The situation is not yet alarming. The market is still far from being highly concentrated, as there are many firms in the market, with the top firm still below 7% market share. But with more investment in R&D, which is actually the cited rationale for the mergers, the gap between MNCs and local firms is going to increase. The fact that Abbott was willing to pay a price that is nine times the value of the company is evident of this future growth potential. A pattern is indeed developing where the market is being slowly transformed from a very competitive one to one dominated by few companies. If such companies were to dominate the market, there is nothing that can stop them from abusing the position if they believe they can get away with it. An interesting question then arises whether these companies have a history for respecting competition laws under different jurisdictions.
A look at the competition cases on the global scene over the past years will reveal that these companies are no saints, in so far as respecting competition laws. Sanofi-Aventis, for example, was part of the famous international vitamins cartel, which according to published research, has been convicted of price fixing for more than ten times in its history. GSK has been a subject of investigation under EU and Greece competition laws under allegations of abuse of dominance in the pharmaceutical market. A lawsuit was filed in April 2004 against Abbott Labs after it was accused of abusing its monopoly over an essential anti-retroviral drug to overcharge tens of thousands of AIDS patients. Early this year, Mexico’s Federal Competition Commission fined Fresenius Kabi and two other firms for rigging government tenders for insulin. To expect that these companies will behave like angels in the markets in India might be expecting too much.

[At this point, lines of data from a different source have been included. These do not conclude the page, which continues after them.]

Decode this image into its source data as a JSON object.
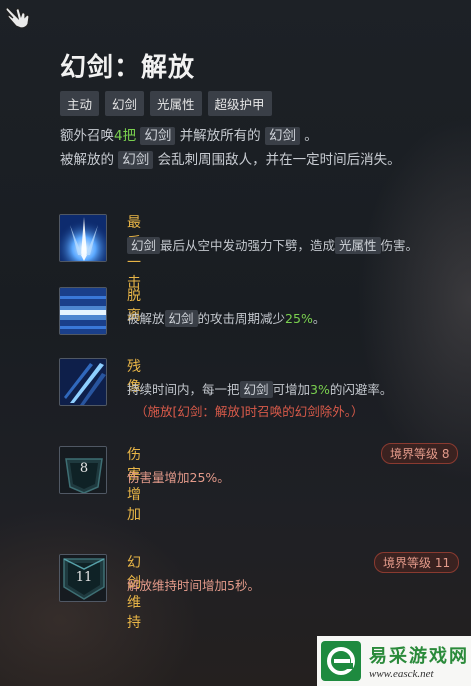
{
  "skill": {
    "title": "幻剑：解放",
    "tags": [
      "主动",
      "幻剑",
      "光属性",
      "超级护甲"
    ],
    "desc": {
      "l1a": "额外召唤",
      "count": "4把",
      "chip1": "幻剑",
      "l1b": "并解放所有的",
      "chip2": "幻剑",
      "l1c": "。",
      "l2a": "被解放的",
      "chip3": "幻剑",
      "l2b": "会乱刺周围敌人，并在一定时间后消失。"
    }
  },
  "subskills": [
    {
      "name": "最后一击",
      "chip1": "幻剑",
      "t1": "最后从空中发动强力下劈，造成",
      "chip2": "光属性",
      "t2": "伤害。"
    },
    {
      "name": "脱离",
      "t1": "被解放",
      "chip1": "幻剑",
      "t2": "的攻击周期减少",
      "value": "25%",
      "t3": "。"
    },
    {
      "name": "残像",
      "t1": "持续时间内，每一把",
      "chip1": "幻剑",
      "t2": "可增加",
      "value": "3%",
      "t3": "的闪避率。",
      "note": "（施放[幻剑：解放]时召唤的幻剑除外。）"
    },
    {
      "name": "伤害增加",
      "desc": "伤害量增加25%。",
      "badge": "境界等级 8",
      "level": "8"
    },
    {
      "name": "幻剑维持",
      "desc": "解放维持时间增加5秒。",
      "badge": "境界等级 11",
      "level": "11"
    }
  ],
  "watermark": {
    "cn": "易采游戏网",
    "url": "www.easck.net"
  },
  "colors": {
    "skill_name": "#e8b547",
    "highlight": "#7ad04f",
    "note": "#d85a4a",
    "badge_border": "#8a3a30"
  }
}
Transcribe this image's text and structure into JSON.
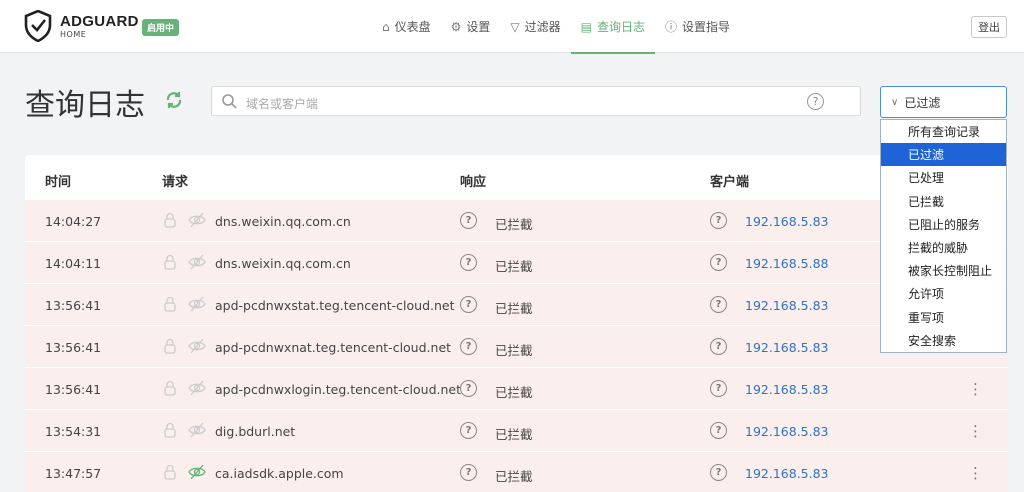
{
  "header": {
    "logo_name": "ADGUARD",
    "logo_sub": "HOME",
    "badge": "启用中",
    "nav": [
      {
        "label": "仪表盘",
        "icon": "home-icon",
        "active": false
      },
      {
        "label": "设置",
        "icon": "gear-icon",
        "active": false
      },
      {
        "label": "过滤器",
        "icon": "filter-icon",
        "active": false
      },
      {
        "label": "查询日志",
        "icon": "document-icon",
        "active": true
      },
      {
        "label": "设置指导",
        "icon": "help-icon",
        "active": false
      }
    ],
    "logout": "登出"
  },
  "page": {
    "title": "查询日志"
  },
  "search": {
    "placeholder": "域名或客户端"
  },
  "filter": {
    "selected": "已过滤",
    "options": [
      "所有查询记录",
      "已过滤",
      "已处理",
      "已拦截",
      "已阻止的服务",
      "拦截的威胁",
      "被家长控制阻止",
      "允许项",
      "重写项",
      "安全搜索"
    ]
  },
  "table": {
    "headers": {
      "time": "时间",
      "request": "请求",
      "response": "响应",
      "client": "客户端"
    },
    "rows": [
      {
        "time": "14:04:27",
        "domain": "dns.weixin.qq.com.cn",
        "response": "已拦截",
        "client": "192.168.5.83",
        "eye_green": false,
        "more": false
      },
      {
        "time": "14:04:11",
        "domain": "dns.weixin.qq.com.cn",
        "response": "已拦截",
        "client": "192.168.5.88",
        "eye_green": false,
        "more": false
      },
      {
        "time": "13:56:41",
        "domain": "apd-pcdnwxstat.teg.tencent-cloud.net",
        "response": "已拦截",
        "client": "192.168.5.83",
        "eye_green": false,
        "more": false
      },
      {
        "time": "13:56:41",
        "domain": "apd-pcdnwxnat.teg.tencent-cloud.net",
        "response": "已拦截",
        "client": "192.168.5.83",
        "eye_green": false,
        "more": false
      },
      {
        "time": "13:56:41",
        "domain": "apd-pcdnwxlogin.teg.tencent-cloud.net",
        "response": "已拦截",
        "client": "192.168.5.83",
        "eye_green": false,
        "more": true
      },
      {
        "time": "13:54:31",
        "domain": "dig.bdurl.net",
        "response": "已拦截",
        "client": "192.168.5.83",
        "eye_green": false,
        "more": true
      },
      {
        "time": "13:47:57",
        "domain": "ca.iadsdk.apple.com",
        "response": "已拦截",
        "client": "192.168.5.83",
        "eye_green": true,
        "more": true
      }
    ]
  },
  "colors": {
    "accent": "#67b279",
    "row_blocked": "#fbefee",
    "link": "#2f73c1",
    "selected_option": "#1e64d6"
  }
}
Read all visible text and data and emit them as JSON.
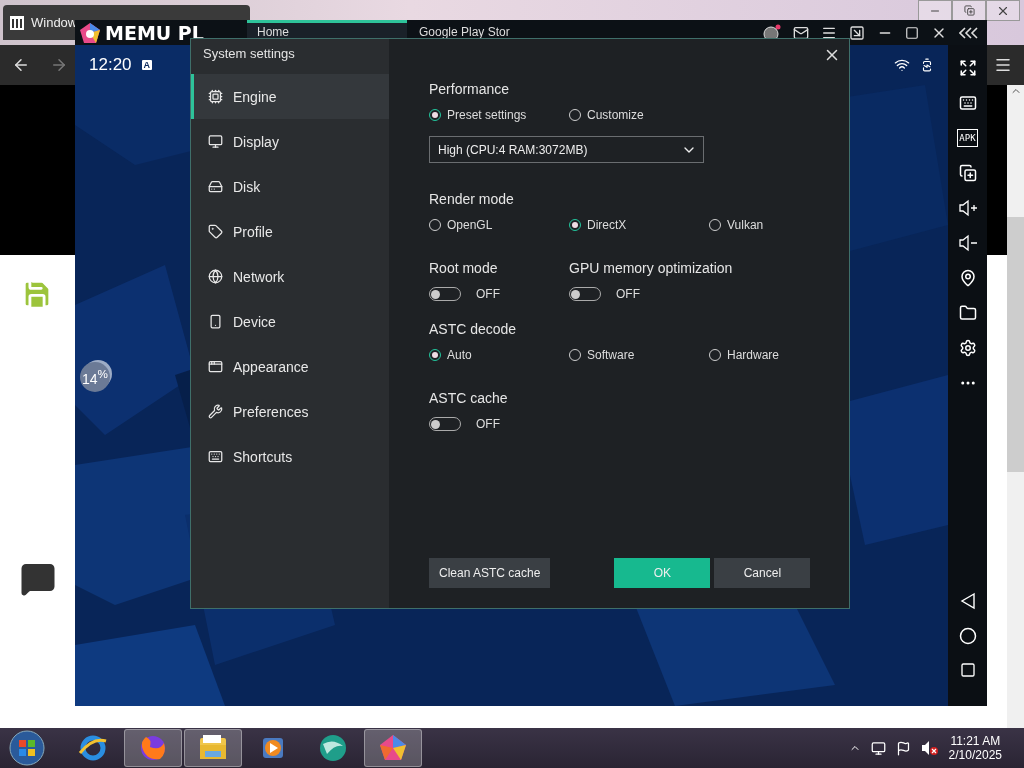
{
  "browser": {
    "tab_title": "Window"
  },
  "emulator": {
    "logo": "MEMU PL",
    "tabs": [
      {
        "label": "Home",
        "selected": true
      },
      {
        "label": "Google Play Stor",
        "selected": false
      }
    ],
    "clock": "12:20",
    "status_badge": "A",
    "apk_label": "APK",
    "progress": "14$^{%}$"
  },
  "settings": {
    "title": "System settings",
    "nav": [
      {
        "label": "Engine",
        "selected": true
      },
      {
        "label": "Display",
        "selected": false
      },
      {
        "label": "Disk",
        "selected": false
      },
      {
        "label": "Profile",
        "selected": false
      },
      {
        "label": "Network",
        "selected": false
      },
      {
        "label": "Device",
        "selected": false
      },
      {
        "label": "Appearance",
        "selected": false
      },
      {
        "label": "Preferences",
        "selected": false
      },
      {
        "label": "Shortcuts",
        "selected": false
      }
    ],
    "performance": {
      "label": "Performance",
      "options": [
        {
          "label": "Preset settings",
          "selected": true
        },
        {
          "label": "Customize",
          "selected": false
        }
      ],
      "preset": "High (CPU:4 RAM:3072MB)"
    },
    "render_mode": {
      "label": "Render mode",
      "options": [
        {
          "label": "OpenGL",
          "selected": false
        },
        {
          "label": "DirectX",
          "selected": true
        },
        {
          "label": "Vulkan",
          "selected": false
        }
      ]
    },
    "toggles": [
      {
        "label": "Root mode",
        "on": false,
        "state": "OFF"
      },
      {
        "label": "GPU memory optimization",
        "on": false,
        "state": "OFF"
      }
    ],
    "astc_decode": {
      "label": "ASTC decode",
      "options": [
        {
          "label": "Auto",
          "selected": true
        },
        {
          "label": "Software",
          "selected": false
        },
        {
          "label": "Hardware",
          "selected": false
        }
      ]
    },
    "astc_cache": {
      "label": "ASTC cache",
      "on": false,
      "state": "OFF"
    },
    "buttons": [
      {
        "label": "Clean ASTC cache",
        "kind": "secondary"
      },
      {
        "label": "OK",
        "kind": "primary"
      },
      {
        "label": "Cancel",
        "kind": "secondary"
      }
    ]
  },
  "taskbar": {
    "apps": [
      {
        "kind": "e-globe",
        "active": false
      },
      {
        "kind": "fox",
        "active": true
      },
      {
        "kind": "folder",
        "active": true
      },
      {
        "kind": "player",
        "active": false
      },
      {
        "kind": "sphere",
        "active": false
      },
      {
        "kind": "pentagon",
        "active": true
      }
    ],
    "time": "11:21 AM",
    "date": "2/10/2025"
  }
}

While it can be said that the Competition Commission of India (CCI) would be monitoring the companies when they are in the market, other competition authorities, who are more experienced in monitoring and investigating cases than CCI, have taken steps at controlling potential abuse during the M&A approval stage. In South Africa, GSK’s merger with Aspen Pharmacare was approved but subject to conditions aimed at ensuring continued availability of generic medicines at cheaper prices by licensing other generic drug manufacturers. In the EU, Abbott’s acquisition of Solvay Pharma was approved subject to the divestment of one business of Solvay’s subsidiary (the Cystic Fibrosis testing business). The EU also approved the acquisition of Zentiva by Sanofi-Aventis on condition that it divest fifteen drugs from their production line in six European Union member states.
If the EU is afraid of letting the companies dominate the market, even with its investigative strength, should we also not worry? It is, therefore, that I have often argued that there is an urgent need for CCI to be empowered to assess and regulate all mergers. This is only to ensure that if they potentially harm competition, then steps are taken to ensure that the harmful effect is diluted. The argument is not, and has never been, that MNCs should be stopped from coming to India or Indian MNCs from going out.
The writer is the secretary general of CUTS International. Cornelius Dube of CUTS contributed to this article.